“He’d been fine. He was jumping all over the place,” said Tillman Davis. “But when he said ‘It’s hurting like before,’ that’s what signaled us.”
Scans revealed a new tumor in the same leg. Thankfully, there was no sign that the cancer had spread anywhere else in his body. But given the tumor’s location, just below his knee, the operation came with a sad consequence: Myles would have to lose his leg.
“Those decisions are never taken lightly,” said Fries. “It’s a tragedy for a child like Myles to have to go forward without his leg.”
But his parents had weighed all of the options, and knew that this was Myles’s best shot at survival. They sat down with their son and told him what was coming.
“My leg was making me sick,” he said. “I didn’t want that leg to make me sick any more. So I’m just going to get a new leg.”
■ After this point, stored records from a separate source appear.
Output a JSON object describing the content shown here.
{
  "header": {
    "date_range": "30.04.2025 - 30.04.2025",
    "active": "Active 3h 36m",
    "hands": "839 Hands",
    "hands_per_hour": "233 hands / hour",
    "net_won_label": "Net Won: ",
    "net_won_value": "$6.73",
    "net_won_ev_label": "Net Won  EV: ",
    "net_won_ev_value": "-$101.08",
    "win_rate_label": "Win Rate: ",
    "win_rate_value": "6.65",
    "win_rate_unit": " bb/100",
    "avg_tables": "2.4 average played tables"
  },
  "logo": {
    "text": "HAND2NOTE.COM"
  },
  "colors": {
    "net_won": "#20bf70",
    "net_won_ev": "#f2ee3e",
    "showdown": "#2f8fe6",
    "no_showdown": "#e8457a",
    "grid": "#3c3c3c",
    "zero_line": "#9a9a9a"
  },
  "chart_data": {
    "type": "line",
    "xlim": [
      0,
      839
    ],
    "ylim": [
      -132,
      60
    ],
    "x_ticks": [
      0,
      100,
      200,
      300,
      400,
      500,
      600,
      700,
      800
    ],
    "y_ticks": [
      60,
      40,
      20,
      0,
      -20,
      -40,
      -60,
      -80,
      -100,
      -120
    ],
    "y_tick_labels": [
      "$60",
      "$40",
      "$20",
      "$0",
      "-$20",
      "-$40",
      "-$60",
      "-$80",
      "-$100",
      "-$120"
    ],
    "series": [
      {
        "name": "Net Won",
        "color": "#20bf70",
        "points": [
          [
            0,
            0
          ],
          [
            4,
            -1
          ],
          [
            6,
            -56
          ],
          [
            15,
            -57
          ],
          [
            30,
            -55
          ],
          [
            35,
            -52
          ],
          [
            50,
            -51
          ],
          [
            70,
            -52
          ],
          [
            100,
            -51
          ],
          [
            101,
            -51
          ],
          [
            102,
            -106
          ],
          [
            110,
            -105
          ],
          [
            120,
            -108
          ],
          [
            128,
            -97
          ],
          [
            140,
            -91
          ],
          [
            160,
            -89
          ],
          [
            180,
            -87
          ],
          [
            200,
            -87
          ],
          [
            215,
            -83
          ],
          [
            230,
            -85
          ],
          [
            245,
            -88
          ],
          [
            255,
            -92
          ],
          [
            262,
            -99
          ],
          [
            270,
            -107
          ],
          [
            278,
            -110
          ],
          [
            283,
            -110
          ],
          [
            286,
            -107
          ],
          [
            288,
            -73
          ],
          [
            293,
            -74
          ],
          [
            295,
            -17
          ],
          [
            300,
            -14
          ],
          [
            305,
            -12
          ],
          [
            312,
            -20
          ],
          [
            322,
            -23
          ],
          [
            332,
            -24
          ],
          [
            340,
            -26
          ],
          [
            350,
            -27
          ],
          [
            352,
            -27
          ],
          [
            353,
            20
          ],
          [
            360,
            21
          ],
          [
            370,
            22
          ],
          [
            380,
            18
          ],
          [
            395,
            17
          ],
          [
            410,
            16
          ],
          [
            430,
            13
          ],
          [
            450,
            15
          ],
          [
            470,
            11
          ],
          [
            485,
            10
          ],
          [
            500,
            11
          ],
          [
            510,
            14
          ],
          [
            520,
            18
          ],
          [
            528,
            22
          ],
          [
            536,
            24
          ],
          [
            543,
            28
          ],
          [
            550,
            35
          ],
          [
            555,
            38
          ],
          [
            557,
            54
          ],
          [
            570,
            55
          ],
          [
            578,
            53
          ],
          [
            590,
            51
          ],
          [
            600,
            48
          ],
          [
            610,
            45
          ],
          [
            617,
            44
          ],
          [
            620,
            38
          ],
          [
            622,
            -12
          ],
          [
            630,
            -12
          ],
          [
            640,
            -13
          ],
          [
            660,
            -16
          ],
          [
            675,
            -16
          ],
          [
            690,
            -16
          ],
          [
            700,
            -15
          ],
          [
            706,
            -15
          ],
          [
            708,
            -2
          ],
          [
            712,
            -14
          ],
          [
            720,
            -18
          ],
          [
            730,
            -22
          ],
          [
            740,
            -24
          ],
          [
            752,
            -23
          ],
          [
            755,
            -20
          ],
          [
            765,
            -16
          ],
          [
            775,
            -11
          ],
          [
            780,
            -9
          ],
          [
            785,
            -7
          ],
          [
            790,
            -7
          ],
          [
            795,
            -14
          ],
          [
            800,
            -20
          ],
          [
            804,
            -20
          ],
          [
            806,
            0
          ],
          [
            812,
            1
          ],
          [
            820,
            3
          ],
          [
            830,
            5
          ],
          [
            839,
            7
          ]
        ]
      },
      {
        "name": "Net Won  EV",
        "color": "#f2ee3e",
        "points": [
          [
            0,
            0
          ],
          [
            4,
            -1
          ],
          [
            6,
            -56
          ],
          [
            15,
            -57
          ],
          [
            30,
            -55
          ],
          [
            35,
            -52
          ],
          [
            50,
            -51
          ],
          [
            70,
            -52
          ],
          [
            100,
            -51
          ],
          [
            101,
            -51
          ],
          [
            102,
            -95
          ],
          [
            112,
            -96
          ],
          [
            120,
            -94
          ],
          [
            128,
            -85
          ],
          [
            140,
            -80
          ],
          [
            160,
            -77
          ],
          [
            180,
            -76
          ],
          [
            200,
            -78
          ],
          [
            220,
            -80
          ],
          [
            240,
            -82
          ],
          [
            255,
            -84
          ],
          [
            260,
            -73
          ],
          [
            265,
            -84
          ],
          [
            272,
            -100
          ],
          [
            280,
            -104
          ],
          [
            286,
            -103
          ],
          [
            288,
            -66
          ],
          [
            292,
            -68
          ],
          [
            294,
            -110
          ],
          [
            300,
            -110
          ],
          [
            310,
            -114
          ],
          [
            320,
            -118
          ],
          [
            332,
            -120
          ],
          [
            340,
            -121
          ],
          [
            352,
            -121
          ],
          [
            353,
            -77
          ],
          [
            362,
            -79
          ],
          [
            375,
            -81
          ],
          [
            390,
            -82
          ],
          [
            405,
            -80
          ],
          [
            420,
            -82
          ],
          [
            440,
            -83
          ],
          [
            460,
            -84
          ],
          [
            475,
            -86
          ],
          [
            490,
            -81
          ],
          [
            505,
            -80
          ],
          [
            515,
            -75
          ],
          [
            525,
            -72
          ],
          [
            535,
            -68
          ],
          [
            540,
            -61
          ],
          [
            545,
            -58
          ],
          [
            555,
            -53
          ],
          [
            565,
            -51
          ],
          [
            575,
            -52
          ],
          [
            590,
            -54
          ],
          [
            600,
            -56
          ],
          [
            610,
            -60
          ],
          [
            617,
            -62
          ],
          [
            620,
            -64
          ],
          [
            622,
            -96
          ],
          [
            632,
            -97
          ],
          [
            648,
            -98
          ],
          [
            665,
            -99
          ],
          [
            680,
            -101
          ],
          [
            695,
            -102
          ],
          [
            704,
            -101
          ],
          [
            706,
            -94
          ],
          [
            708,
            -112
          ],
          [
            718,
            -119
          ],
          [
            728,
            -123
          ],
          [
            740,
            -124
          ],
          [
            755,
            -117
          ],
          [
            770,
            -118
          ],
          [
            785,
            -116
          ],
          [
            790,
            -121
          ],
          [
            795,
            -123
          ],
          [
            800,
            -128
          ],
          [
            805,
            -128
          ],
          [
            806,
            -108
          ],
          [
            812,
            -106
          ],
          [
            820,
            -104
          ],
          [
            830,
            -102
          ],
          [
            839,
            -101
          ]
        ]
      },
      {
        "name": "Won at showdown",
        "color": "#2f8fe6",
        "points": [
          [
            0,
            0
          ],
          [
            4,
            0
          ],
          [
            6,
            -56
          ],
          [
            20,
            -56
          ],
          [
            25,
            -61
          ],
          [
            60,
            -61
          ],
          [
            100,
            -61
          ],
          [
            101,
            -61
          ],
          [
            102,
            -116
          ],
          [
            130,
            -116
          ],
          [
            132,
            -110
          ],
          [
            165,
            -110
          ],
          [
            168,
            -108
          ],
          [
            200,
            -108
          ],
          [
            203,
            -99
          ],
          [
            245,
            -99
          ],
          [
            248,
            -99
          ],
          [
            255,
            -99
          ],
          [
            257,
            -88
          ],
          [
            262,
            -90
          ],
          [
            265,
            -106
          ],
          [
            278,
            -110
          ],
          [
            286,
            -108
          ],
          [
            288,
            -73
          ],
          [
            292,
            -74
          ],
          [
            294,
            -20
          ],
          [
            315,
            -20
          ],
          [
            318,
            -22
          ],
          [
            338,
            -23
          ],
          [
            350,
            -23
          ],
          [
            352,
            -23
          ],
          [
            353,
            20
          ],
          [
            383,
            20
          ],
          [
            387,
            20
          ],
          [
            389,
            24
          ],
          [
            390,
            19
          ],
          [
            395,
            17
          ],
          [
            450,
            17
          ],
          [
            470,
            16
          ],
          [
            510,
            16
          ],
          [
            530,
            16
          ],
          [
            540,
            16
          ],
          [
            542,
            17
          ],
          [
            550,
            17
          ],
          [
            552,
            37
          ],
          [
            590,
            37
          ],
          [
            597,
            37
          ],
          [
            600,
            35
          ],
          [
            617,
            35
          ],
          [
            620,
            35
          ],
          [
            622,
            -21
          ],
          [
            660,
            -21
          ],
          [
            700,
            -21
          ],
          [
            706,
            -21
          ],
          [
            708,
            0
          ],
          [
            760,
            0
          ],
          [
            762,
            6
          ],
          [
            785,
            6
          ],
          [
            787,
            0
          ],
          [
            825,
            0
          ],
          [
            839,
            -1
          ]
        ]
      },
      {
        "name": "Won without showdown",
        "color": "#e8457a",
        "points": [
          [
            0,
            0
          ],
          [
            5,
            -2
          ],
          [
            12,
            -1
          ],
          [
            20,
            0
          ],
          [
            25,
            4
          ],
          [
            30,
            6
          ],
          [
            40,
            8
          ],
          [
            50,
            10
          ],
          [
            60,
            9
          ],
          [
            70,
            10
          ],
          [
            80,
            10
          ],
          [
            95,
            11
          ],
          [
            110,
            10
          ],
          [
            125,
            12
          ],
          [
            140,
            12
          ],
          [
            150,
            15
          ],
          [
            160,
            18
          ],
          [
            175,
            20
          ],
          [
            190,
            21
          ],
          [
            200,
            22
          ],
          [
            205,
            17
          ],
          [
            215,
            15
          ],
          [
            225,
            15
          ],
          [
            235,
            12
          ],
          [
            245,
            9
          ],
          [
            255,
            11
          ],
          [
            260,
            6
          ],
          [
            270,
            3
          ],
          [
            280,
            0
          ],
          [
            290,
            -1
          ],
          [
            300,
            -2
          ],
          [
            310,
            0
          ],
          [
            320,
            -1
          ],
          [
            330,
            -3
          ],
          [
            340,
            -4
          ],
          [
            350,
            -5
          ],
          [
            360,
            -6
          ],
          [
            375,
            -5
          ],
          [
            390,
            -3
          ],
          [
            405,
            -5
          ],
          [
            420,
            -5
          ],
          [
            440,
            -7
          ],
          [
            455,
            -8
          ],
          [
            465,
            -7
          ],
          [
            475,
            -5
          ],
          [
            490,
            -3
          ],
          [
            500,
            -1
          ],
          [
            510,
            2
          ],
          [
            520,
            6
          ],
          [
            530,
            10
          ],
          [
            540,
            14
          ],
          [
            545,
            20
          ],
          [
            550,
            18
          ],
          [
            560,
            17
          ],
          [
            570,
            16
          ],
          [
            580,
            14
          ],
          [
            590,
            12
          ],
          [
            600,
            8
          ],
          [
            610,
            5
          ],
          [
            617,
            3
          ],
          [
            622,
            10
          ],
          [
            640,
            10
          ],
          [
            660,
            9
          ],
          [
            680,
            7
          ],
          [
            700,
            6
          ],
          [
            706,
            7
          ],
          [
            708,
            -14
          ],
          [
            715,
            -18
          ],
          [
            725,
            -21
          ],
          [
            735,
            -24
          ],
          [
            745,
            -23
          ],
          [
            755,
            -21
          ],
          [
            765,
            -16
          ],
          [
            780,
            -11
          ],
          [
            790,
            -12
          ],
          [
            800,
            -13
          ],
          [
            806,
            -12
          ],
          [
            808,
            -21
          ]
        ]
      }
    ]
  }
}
In the year since his initial diagnosis, Myles’s surgeon had taken a new position at a hospital in New York City. Wanting the most continuity in his care as possible, his parents brought him there for his surgery. After the procedure, they immediately returned to Rochester so Myles could start another round of chemotherapy. His oncologists hoped that this final round would eradicate any remaining cancer cells that they couldn’t detect via scans. “We know the chemotherapy was working before, so I think any leftover cells in his body would respond,” said Fries. “We think the vascular damage in his leg may have affected blood flow, and perhaps the chemotherapy couldn’t reach the surgery site. That’s the working hypothesis, since we didn’t find it anywhere else.”
Today, scans show no signs of cancer anywhere in Myles’s body. And aside from his crutches, there are no outward signs of it, either.
On a recent Saturday, Myles bounded through the Golisano Children’s Hospital lobby, easily outpacing a photographer who was trying to take his picture. Clearly adept with his crutches, he flew around the room, ducking around corners and launching himself over the furniture. In the rare instances when he needed to catch his breath, he slowed down and posed for the lens, cracking a huge smile and breaking out into laughter.
His parents know there’s a chance that the cancer could return. But they’re maintaining the same positive attitude that has helped them—and Myles—get this far.
“I just think we have a good team here. That’s why we feel comfortable,” said Tillman Davis. “We’ve felt informed the whole way, and the doctors and nurses here made us feel like part of the team. So we’re feeling very positive about it.”